Nuclear Technology / Volume 165 / Number 2 / February 2009 / Pages 133-144
Technical Paper / Fission Reactors / dx.doi.org/10.13182/NT09-A4081
A new design of a fluidized bed has been proposed and it has been shown that under steady condition the reactor is able to produce power up to 120 MW. To study the behavior of the reactor under transient conditions as well as its stability, a model describing the coupling of neutronics, thermal hydraulics, and fluidization is applied. The objective of this study is to comprehend whether the reactor is stable under its operational range. Further, knowledge of the extent of operational parameters under large perturbations is necessary for a safe operation.

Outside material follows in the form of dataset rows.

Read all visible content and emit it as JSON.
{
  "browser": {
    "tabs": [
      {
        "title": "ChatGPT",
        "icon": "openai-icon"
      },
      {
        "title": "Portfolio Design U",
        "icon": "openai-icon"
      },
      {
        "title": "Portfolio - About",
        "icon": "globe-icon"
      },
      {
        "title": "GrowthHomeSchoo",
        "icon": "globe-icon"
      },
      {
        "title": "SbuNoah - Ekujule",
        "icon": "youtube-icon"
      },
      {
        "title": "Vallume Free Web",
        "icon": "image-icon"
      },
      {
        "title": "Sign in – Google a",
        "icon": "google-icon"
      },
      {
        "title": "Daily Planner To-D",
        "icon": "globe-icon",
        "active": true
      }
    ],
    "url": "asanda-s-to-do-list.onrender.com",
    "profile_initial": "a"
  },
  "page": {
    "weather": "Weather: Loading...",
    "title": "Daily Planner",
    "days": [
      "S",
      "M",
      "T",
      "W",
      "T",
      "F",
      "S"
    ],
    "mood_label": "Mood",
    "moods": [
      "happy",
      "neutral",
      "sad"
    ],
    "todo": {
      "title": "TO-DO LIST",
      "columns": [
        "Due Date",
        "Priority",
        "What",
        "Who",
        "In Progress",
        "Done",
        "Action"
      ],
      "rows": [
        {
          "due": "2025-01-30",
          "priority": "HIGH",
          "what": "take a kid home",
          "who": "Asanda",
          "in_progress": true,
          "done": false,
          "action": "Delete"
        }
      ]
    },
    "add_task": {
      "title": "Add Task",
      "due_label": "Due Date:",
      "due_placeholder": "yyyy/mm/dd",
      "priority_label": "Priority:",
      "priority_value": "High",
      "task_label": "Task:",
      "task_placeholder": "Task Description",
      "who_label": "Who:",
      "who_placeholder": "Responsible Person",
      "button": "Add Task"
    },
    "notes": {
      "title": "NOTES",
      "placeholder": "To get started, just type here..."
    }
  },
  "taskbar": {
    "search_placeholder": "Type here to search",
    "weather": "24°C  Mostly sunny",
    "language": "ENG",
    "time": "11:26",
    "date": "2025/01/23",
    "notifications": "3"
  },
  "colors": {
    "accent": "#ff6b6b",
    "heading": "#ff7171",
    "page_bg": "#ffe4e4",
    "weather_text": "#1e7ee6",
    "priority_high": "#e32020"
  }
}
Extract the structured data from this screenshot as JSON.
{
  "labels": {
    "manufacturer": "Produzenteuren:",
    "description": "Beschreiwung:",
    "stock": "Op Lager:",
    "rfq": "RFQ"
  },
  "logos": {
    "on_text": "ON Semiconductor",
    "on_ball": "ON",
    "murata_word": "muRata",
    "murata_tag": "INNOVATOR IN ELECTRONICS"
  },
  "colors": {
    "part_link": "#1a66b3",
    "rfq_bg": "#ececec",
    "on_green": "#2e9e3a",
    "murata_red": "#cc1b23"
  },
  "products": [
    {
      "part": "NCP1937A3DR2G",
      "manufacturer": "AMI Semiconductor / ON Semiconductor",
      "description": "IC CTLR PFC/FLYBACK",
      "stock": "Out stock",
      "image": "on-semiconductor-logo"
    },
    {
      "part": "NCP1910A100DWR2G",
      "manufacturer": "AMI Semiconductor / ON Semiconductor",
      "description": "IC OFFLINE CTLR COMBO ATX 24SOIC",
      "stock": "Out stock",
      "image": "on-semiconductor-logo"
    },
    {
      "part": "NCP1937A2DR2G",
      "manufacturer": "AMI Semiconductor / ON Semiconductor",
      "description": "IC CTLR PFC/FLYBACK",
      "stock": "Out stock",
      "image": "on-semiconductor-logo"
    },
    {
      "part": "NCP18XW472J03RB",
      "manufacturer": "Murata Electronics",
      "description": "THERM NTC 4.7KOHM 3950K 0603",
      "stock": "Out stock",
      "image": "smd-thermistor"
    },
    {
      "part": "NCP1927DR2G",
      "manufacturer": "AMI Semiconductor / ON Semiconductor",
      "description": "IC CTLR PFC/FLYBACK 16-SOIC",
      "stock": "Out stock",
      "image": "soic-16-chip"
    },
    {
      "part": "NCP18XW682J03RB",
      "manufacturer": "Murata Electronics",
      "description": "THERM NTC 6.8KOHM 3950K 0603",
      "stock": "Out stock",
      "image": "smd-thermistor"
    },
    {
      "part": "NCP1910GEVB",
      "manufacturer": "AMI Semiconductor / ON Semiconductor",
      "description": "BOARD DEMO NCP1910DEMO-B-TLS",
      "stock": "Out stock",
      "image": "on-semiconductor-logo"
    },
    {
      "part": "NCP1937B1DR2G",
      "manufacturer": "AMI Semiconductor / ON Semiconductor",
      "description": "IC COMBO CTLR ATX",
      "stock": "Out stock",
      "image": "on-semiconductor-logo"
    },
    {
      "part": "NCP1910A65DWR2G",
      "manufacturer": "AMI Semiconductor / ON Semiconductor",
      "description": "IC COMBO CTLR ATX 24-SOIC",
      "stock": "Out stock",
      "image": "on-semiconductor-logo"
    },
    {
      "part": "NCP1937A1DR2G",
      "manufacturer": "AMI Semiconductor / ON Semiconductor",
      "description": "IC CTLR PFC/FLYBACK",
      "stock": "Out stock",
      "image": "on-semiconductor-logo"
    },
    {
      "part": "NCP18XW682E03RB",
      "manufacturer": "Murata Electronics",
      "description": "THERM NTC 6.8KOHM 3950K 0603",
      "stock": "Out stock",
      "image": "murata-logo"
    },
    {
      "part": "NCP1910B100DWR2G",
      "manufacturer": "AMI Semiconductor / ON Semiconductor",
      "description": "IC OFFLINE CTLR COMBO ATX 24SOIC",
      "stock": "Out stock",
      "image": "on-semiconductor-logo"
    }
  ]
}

The stability of the system is investigated by numerical means and is performed by linearizing and perturbing the system around its equilibrium points to form Jacobian matrices. The resulting matrices are further used to obtain the eigenvalues of the system. The system is investigated under variation of mass flow rate, and it is found that within the operational range the eigenvalues are located in the negative part of the phase plane, implying linear stability. Further, the calculated decay ratios indicate a strongly damped system.
Simulations of transient conditions are performed, namely, a step change in coolant flow rate and inlet temperature, representing situations that might occur in real operations of the reactor. The coolant flow rate is varied by ±1 kg/s and the inlet gas temperature is varied by ±10 K from their steady state of 33 kg/s and 543 K, respectively. Another transient is also simulated, i.e., a transient related to noise resulting from stochastic movements of the fuel particles. For this purpose, an additional term is included in the reactivity feedback and modeled as a time-dependent external reactivity. Magnitude of the variance for this simulation is obtained from the preceding static calculations. These simulations show that the total power of the reactor may fluctuate and reach high values. However, the fuel temperature, thanks to passive reactivity feedback, is well below safety limits at all times.